Alcohol and breastfeeding is a topic that comes up every day in the MM community. The information provided here is intended to help women research and educate themselves to make an informed decision for themselves and their families. We encourage all of our members who choose to drink to do so responsibly, in moderation, and occasionally.
The American Academy of Pediatrics Committee on Drugs considers
alcohol compatible with breastfeeding. It lists possible side effects if
consumed in large amounts, including: drowsiness, deep sleep, weakness,
and abnormal weight gain in the infant, and the possibility of decreased
milk-ejection reflex in the mother.
Dr. Jack Newman, member of the LLLI Health Advisory Council, says this
in his handout “More Breastfeeding Myths”:
Reasonable alcohol intake should not be discouraged at all. As is the case
with most drugs, very little alcohol comes out in the milk. The mother can
take some alcohol and continue breastfeeding as she normally does.
Prohibiting alcohol is another way we make life unnecessarily restrictive
for nursing mothers.”
Thomas W. Hale, R.Ph. Ph.D., member of the LLLI Health Advisory Council, says this in his book Medications and Mothers’ Milk (12th ed.):
“Significant amounts of alcohol are secreted into breastmilk although it is not considered harmful to the infant if the amount and duration are limited. The absolute amount of alcohol transferred into milk is generally low.
Alcohol transfers readily into human milk. Alcohol is not stored in milk;
rather it enters and exits according to blood alcohol level. Levels of alcohol in milk peak at approximately 30 to 60 minutes following ingestion, then decline rapidly if no more is ingested.
Evidence shows that excessive consumption of alcoholic beverages during lactation affected infant development, such as weight and linear growth from 1 to 57 months.”
In terms of milk supply, new data now clearly demonstrate that alcohol
actually inhibits oxytocin release from the pituitary, thus impeding the let down process so that milk is not released from the breast as efficiently. One study showed a 23% reduction in milk release while alcohol is present in the mother’s blood. In another study, alcohol completely blocked the release of oxytocin.
While many people believe that dark beer enhances milk supply, that belief is purely anecdotal. If you choose to have one drink while nursing, it should be metabolized before your next nursing session (unless your infant is cluster feeding).
Standard drinks are measured as follows:
12 oz beer,
8-9 oz malt liquor,
5 oz wine, or
1.5 oz liquor.
Pump and Dump?
Because alcohol is not stored in milk, there is no need to pump and dump
to rid your milk of alcohol. However, nursing mothers may need to express

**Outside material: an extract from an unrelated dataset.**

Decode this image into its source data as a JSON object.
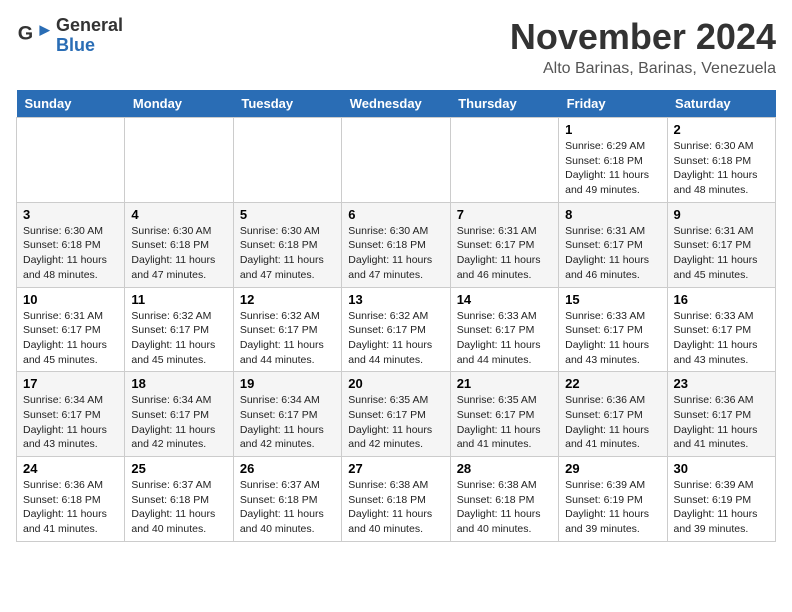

milk for comfort and to avoid milk stasis while too intoxicated to nurse. This milk can be used for a milk bath or diluted with milk that doesn’t contain alcohol and fed at another time.
If you are very concerned or intend to consume several servings of alcohol
in one sitting, you can pump ahead of time and store expressed breast milk to be used in case your infant needs to be fed while you have a drink or two. Then, when enough time has passed for alcohol levels to go down, you may resume breastfeeding.
● Alcohol test strips are NOT reliable.
● Infants should NEVER EVER EVER bed share with an adult who has been
● Chronic or heavy users of alcohol should not breastfeed.
● To calculate BAC based on weight and standard drink count: http://brown.edu/Student_Services/Health_Services/Health_Education/alcohol,_tobacco,_&_other_drugs/alcohol/alcohol_&_your_body.php